Registered reps are not the only ones facing significant cost increases if the SEC decides to go through with a uniform fiduciary standard and regulatory harmonization between RIAs and broker-dealers. In a letter to the commission, Schwab Advisor Services found that the cost of complying with a uniform standard could cost the RIA industry over $1 billion.
In response to the SEC’s March request for information on the impact of a uniform fiduciary standard and harmonization, Schwab calculated it would cost a RIAs total of $174,560 to implement in the first year and $117,153 annually after that. Schwab based the conclusion on data pulled from 834 firms in a May survey. Taking into account the approximately 10,500 RIAs registered with the SEC, Schwab estimated the rule change would cost the industry over $1.83 billion in setup and first-year costs, with another $1.23 billion estimated for each following year.
Within the SEC’s request, there are really two major questions that people need to separate, says fi360’s general counsel Byron Bowman. The first is whether or not to hold brokers to a fiduciary standard. The second is the harmonization of the rules between broker-dealers and RIAs—which model should be used as the industry standard?
If the SEC implements a broker-dealer rules-based standard on the RIA industry, RIAs told Schwab that “the proposed requirements for licensing, registration and continuing education would have the greatest burden, followed by books and records and supervision requirements, and then duty of care. Client communications and marketing would have the least impact,” Schwab’s letter explained to the Commission.
Further, RIAs with at least $90 million in assets could face a 150 percent increase in compliance costs during the first year of a rule’s implementation, and a 101 percent increase in the following years, Schwab found.
“If you add it all up, it’s pretty hefty,” says Schwab's deputy general counsel Christopher Gilkerson. Most advisors will agree that they need to act in the best interest of the client, he added, but cumbersome rules could pose significant burdens on both RIAs and clients. Schwab found that 88 percent of advisors believe their clients would be negatively impacted by rule harmonization, and 63 percent of RIAs responded they would likely deliver less customized client service if the harmonized rules were implemented.
Meanwhile, on the broker side of the aisle, costs are high to implement a uniform fiduciary standard, industry group SIFMA says. Based on responses from nine large broker-dealers, the organization estimated it would cost a firm $5 million to create and maintain compliance training programs under a uniform fiduciary. SIFMA also noted in its July 5 letter to the agency that 12 of the 16 firms surveyed estimated it would cost about $2 million per year to update those systems, procedures and programs. As a point of reference, the 18 firms surveyed by Schwab reported they spent an average of $4.6 million to comply with FINRA’s suitability Rule 2111, which took effect in July 2012.
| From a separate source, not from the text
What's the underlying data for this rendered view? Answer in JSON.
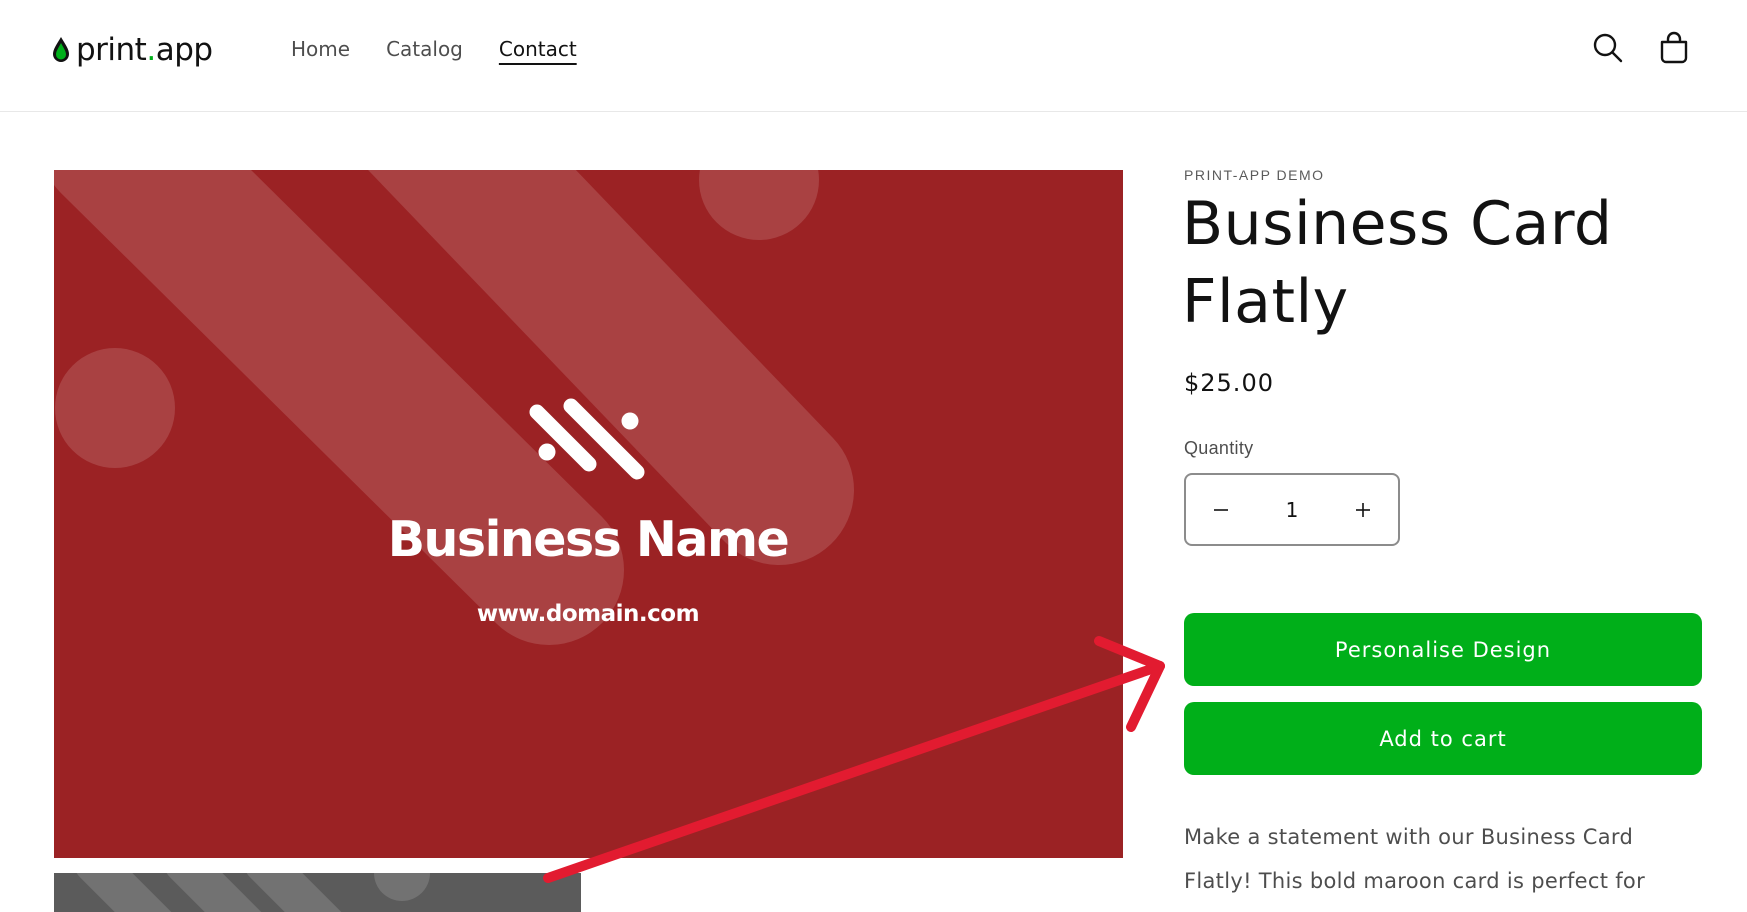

A third of registered reps also believe that it would be very challenging to adhere to a fiduciary standard, according to March 2012 Aite report contained in the Financial Planning Coalition’s letter to the SEC last week. The report also found nearly 50 percent of both RIAs and registered reps believed a rule would result in increased compliance work and increase in the cost of advice.
“It’s all in the way in which the SEC implements the rule,” Gilkerson says. “[A Fiduciary standard] has to be narrowly tailored.”